We realized that it was our patient’s 38th birthday during morning rounds. She had a history of drug and tobacco use and poorly controlled blood pressure. She had already had a heart attack and stroke in her twenties. She had come in with slurred speech and right leg weakness and was found to have an intracranial hemorrhage and a blood pressure that was through the roof. She had not been taking her blood pressure medications. She was a single mom with three boys aged 4, 8, and 11. The 11 year old was severely autistic. She was admitted early morning to the ICU for blood pressure medication and close monitoring.
After lunch, our senior resident made a quick trip out to a nearby bakery to buy birthday cupcakes and candles for the patient. Although the ICU staff vetoed the candles, the ICU nurses, residents, and students gathered to sing “Happy Birthday” to our patient and enjoy bites of cupcake. She was moved to tears by the gesture and eagerly showed us pictures of her three sons on her iPhone. “I’ve only been here 10 hours, but I miss my boys already,” she said. “Nobody wants to spend their birthday in the ICU,” said the senior resident.
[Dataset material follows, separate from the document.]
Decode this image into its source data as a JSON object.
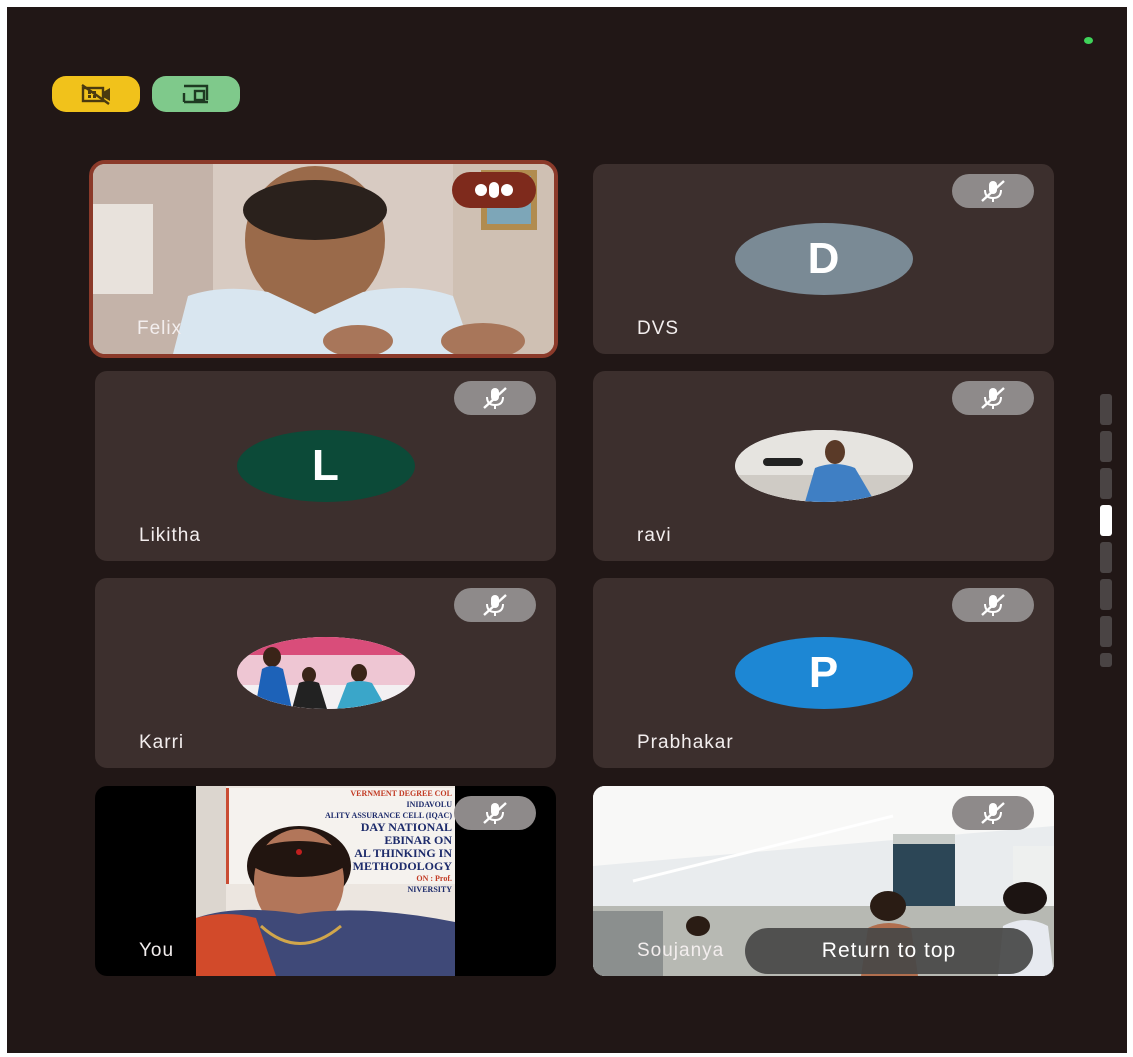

Several hours passed. We had admitted another patient and completed our floor work when we got a page from the ICU. “Your patient wants to leave against medical advice because Child Protective Services wants to send her kids to Polinsky while she’s in the ICU,” explained the ICU nurse. Our senior resident found a note in the medical record from the social worker elaborating on the story. Two days prior to coming in to the hospital, she had brought her children to work and school staff suspected that she was drunk based on her slurred speech. When her three children did not show up at school the next day because she sought medical attention, the school filed a CPS report. She had not had any open CPS reports previously.
She had found a friend to take care of the youngest child while she was there, but a neighbor was only able to watch the two other boys until the late afternoon. The social worker found temporary placement for the boys at Polinsky, a shelter for children in emergency situations. However, our patient had apparently spent time in the shelter herself as a youth after significant abuse by her father. She was fearful that her children would be taken from her permanently if she did not get back home. She was anxious and wanted to leave against medical advice to take care of her boys. During all of this, her blood pressure, which had been stabilized, began to climb again and put her at risk for worsening hemorrhagic stroke.
Sensing her desperation and knowing the ramifications of her leaving in this condition, our senior resident started making phone calls. He called the social worker, who was on his way to our patient’s home to check on the children. There was no answer. He called the social worker’s manager and that person’s manager, hoping to find any way that someone could watch over her children. They stated again and again that Polinsky was the only option unless she had family that could watch them. The patient grew more and more anxious, her blood pressure was rising, and she was demanding to have her IVs removed and to obtain AMA forms so that she could leave to take care of her children.
The resident pleaded with her to stay, carefully reiterating the danger that she might be in if she left with poor blood pressure control: worsening hemorrhagic stroke and death. She indicated that she understood and was adamant about going back home to her children. She promised to take her blood pressure medications and return in the morning to the ED. She signed the AMA form and walked out of the ICU. I followed, attempting to dissuade her from leaving, while the resident tried one more time to talk the social worker into finding a neighbor or anyone else to watch the children. Despite our words and efforts, she found the exit and walked out of the hospital.
The senior resident was devastated. He had been giddy at the thought of bringing her cupcakes for her birthday early that day. He was terrified that she felt like she had no other option but to leave against medical advice to save her children from the experience of a temporary shelter. I was impressed by my resident’s persistence in attempting to find a compromise and by the social worker’s efforts to visit the home outside of work hours to make sure that the children were safe. It was a difficult reminder of the importance of understanding a patient’s social support system and its profound impact on treatment.